***** Supplied entries
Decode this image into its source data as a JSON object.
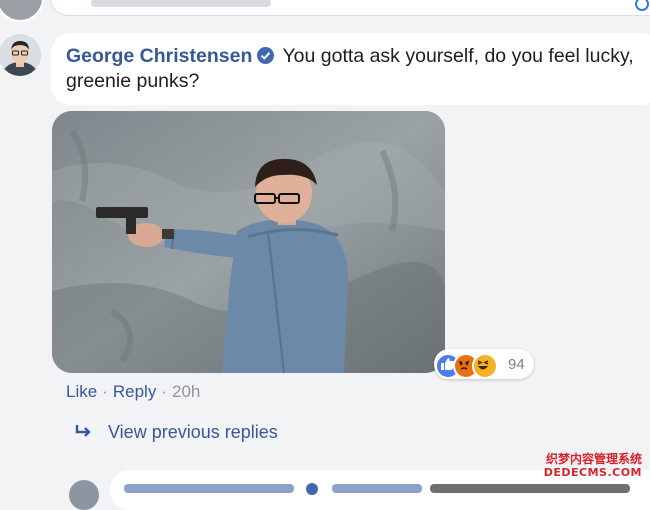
{
  "post": {
    "author": "George Christensen",
    "text": "You gotta ask yourself, do you feel lucky, greenie punks?",
    "reactions": {
      "types": [
        "like-icon",
        "angry-icon",
        "haha-icon"
      ],
      "count": "94"
    },
    "actions": {
      "like": "Like",
      "reply": "Reply",
      "time": "20h",
      "separator": "·"
    }
  },
  "replies": {
    "view_previous": "View previous replies"
  },
  "watermark": {
    "line1": "织梦内容管理系统",
    "line2": "DEDECMS.COM"
  },
  "colors": {
    "author_link": "#385898",
    "meta_text": "#90949c",
    "bubble": "#ffffff",
    "background": "#f2f3f5"
  }
}
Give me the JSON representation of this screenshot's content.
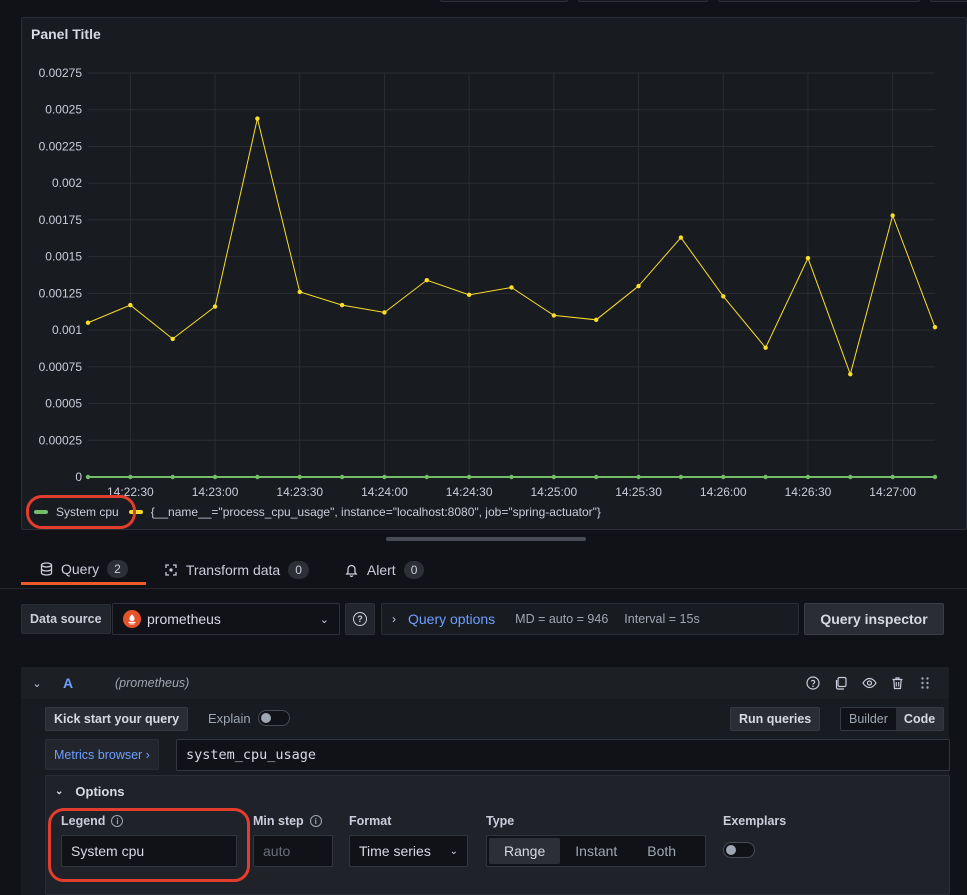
{
  "panel": {
    "title": "Panel Title"
  },
  "chart_data": {
    "type": "line",
    "title": "Panel Title",
    "x": [
      "14:22:15",
      "14:22:30",
      "14:22:45",
      "14:23:00",
      "14:23:15",
      "14:23:30",
      "14:23:45",
      "14:24:00",
      "14:24:15",
      "14:24:30",
      "14:24:45",
      "14:25:00",
      "14:25:15",
      "14:25:30",
      "14:25:45",
      "14:26:00",
      "14:26:15",
      "14:26:30",
      "14:26:45",
      "14:27:00",
      "14:27:15"
    ],
    "x_ticks": [
      "14:22:30",
      "14:23:00",
      "14:23:30",
      "14:24:00",
      "14:24:30",
      "14:25:00",
      "14:25:30",
      "14:26:00",
      "14:26:30",
      "14:27:00"
    ],
    "y_ticks": [
      "0",
      "0.00025",
      "0.0005",
      "0.00075",
      "0.001",
      "0.00125",
      "0.0015",
      "0.00175",
      "0.002",
      "0.00225",
      "0.0025",
      "0.00275"
    ],
    "ylim": [
      0,
      0.00275
    ],
    "grid": true,
    "legend_position": "bottom-left",
    "series": [
      {
        "name": "System cpu",
        "color": "#73bf69",
        "values": [
          0,
          0,
          0,
          0,
          0,
          0,
          0,
          0,
          0,
          0,
          0,
          0,
          0,
          0,
          0,
          0,
          0,
          0,
          0,
          0,
          0
        ]
      },
      {
        "name": "{__name__=\"process_cpu_usage\", instance=\"localhost:8080\", job=\"spring-actuator\"}",
        "color": "#fade2a",
        "values": [
          0.00105,
          0.00117,
          0.00094,
          0.00116,
          0.00244,
          0.00126,
          0.00117,
          0.00112,
          0.00134,
          0.00124,
          0.00129,
          0.0011,
          0.00107,
          0.0013,
          0.00163,
          0.00123,
          0.00088,
          0.00149,
          0.0007,
          0.00178,
          0.00102
        ]
      }
    ]
  },
  "tabs": [
    {
      "label": "Query",
      "count": "2",
      "icon": "database-icon"
    },
    {
      "label": "Transform data",
      "count": "0",
      "icon": "transform-icon"
    },
    {
      "label": "Alert",
      "count": "0",
      "icon": "bell-icon"
    }
  ],
  "datasource": {
    "label": "Data source",
    "selected": "prometheus"
  },
  "query_options": {
    "link": "Query options",
    "md": "MD = auto = 946",
    "interval": "Interval = 15s"
  },
  "query_inspector": "Query inspector",
  "query_row": {
    "ref_id": "A",
    "datasource": "(prometheus)"
  },
  "toolbar": {
    "kick_start": "Kick start your query",
    "explain": "Explain",
    "run_queries": "Run queries",
    "builder": "Builder",
    "code": "Code"
  },
  "metrics_browser": "Metrics browser ›",
  "query_expr": "system_cpu_usage",
  "options": {
    "header": "Options",
    "legend_label": "Legend",
    "legend_value": "System cpu",
    "min_step_label": "Min step",
    "min_step_placeholder": "auto",
    "format_label": "Format",
    "format_value": "Time series",
    "type_label": "Type",
    "type_options": [
      "Range",
      "Instant",
      "Both"
    ],
    "exemplars_label": "Exemplars"
  }
}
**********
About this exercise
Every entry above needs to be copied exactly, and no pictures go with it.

Solution below
Decode this image into its source data as a JSON object.
{
  "post": {
    "author": "George Christensen",
    "text": "You gotta ask yourself, do you feel lucky, greenie punks?",
    "reactions": {
      "types": [
        "like-icon",
        "angry-icon",
        "haha-icon"
      ],
      "count": "94"
    },
    "actions": {
      "like": "Like",
      "reply": "Reply",
      "time": "20h",
      "separator": "·"
    }
  },
  "replies": {
    "view_previous": "View previous replies"
  },
  "watermark": {
    "line1": "织梦内容管理系统",
    "line2": "DEDECMS.COM"
  },
  "colors": {
    "author_link": "#385898",
    "meta_text": "#90949c",
    "bubble": "#ffffff",
    "background": "#f2f3f5"
  }
}
Give me the JSON representation of this screenshot's content.
{
  "panel": {
    "title": "Panel Title"
  },
  "chart_data": {
    "type": "line",
    "title": "Panel Title",
    "x": [
      "14:22:15",
      "14:22:30",
      "14:22:45",
      "14:23:00",
      "14:23:15",
      "14:23:30",
      "14:23:45",
      "14:24:00",
      "14:24:15",
      "14:24:30",
      "14:24:45",
      "14:25:00",
      "14:25:15",
      "14:25:30",
      "14:25:45",
      "14:26:00",
      "14:26:15",
      "14:26:30",
      "14:26:45",
      "14:27:00",
      "14:27:15"
    ],
    "x_ticks": [
      "14:22:30",
      "14:23:00",
      "14:23:30",
      "14:24:00",
      "14:24:30",
      "14:25:00",
      "14:25:30",
      "14:26:00",
      "14:26:30",
      "14:27:00"
    ],
    "y_ticks": [
      "0",
      "0.00025",
      "0.0005",
      "0.00075",
      "0.001",
      "0.00125",
      "0.0015",
      "0.00175",
      "0.002",
      "0.00225",
      "0.0025",
      "0.00275"
    ],
    "ylim": [
      0,
      0.00275
    ],
    "grid": true,
    "legend_position": "bottom-left",
    "series": [
      {
        "name": "System cpu",
        "color": "#73bf69",
        "values": [
          0,
          0,
          0,
          0,
          0,
          0,
          0,
          0,
          0,
          0,
          0,
          0,
          0,
          0,
          0,
          0,
          0,
          0,
          0,
          0,
          0
        ]
      },
      {
        "name": "{__name__=\"process_cpu_usage\", instance=\"localhost:8080\", job=\"spring-actuator\"}",
        "color": "#fade2a",
        "values": [
          0.00105,
          0.00117,
          0.00094,
          0.00116,
          0.00244,
          0.00126,
          0.00117,
          0.00112,
          0.00134,
          0.00124,
          0.00129,
          0.0011,
          0.00107,
          0.0013,
          0.00163,
          0.00123,
          0.00088,
          0.00149,
          0.0007,
          0.00178,
          0.00102
        ]
      }
    ]
  },
  "tabs": [
    {
      "label": "Query",
      "count": "2",
      "icon": "database-icon"
    },
    {
      "label": "Transform data",
      "count": "0",
      "icon": "transform-icon"
    },
    {
      "label": "Alert",
      "count": "0",
      "icon": "bell-icon"
    }
  ],
  "datasource": {
    "label": "Data source",
    "selected": "prometheus"
  },
  "query_options": {
    "link": "Query options",
    "md": "MD = auto = 946",
    "interval": "Interval = 15s"
  },
  "query_inspector": "Query inspector",
  "query_row": {
    "ref_id": "A",
    "datasource": "(prometheus)"
  },
  "toolbar": {
    "kick_start": "Kick start your query",
    "explain": "Explain",
    "run_queries": "Run queries",
    "builder": "Builder",
    "code": "Code"
  },
  "metrics_browser": "Metrics browser ›",
  "query_expr": "system_cpu_usage",
  "options": {
    "header": "Options",
    "legend_label": "Legend",
    "legend_value": "System cpu",
    "min_step_label": "Min step",
    "min_step_placeholder": "auto",
    "format_label": "Format",
    "format_value": "Time series",
    "type_label": "Type",
    "type_options": [
      "Range",
      "Instant",
      "Both"
    ],
    "exemplars_label": "Exemplars"
  }
}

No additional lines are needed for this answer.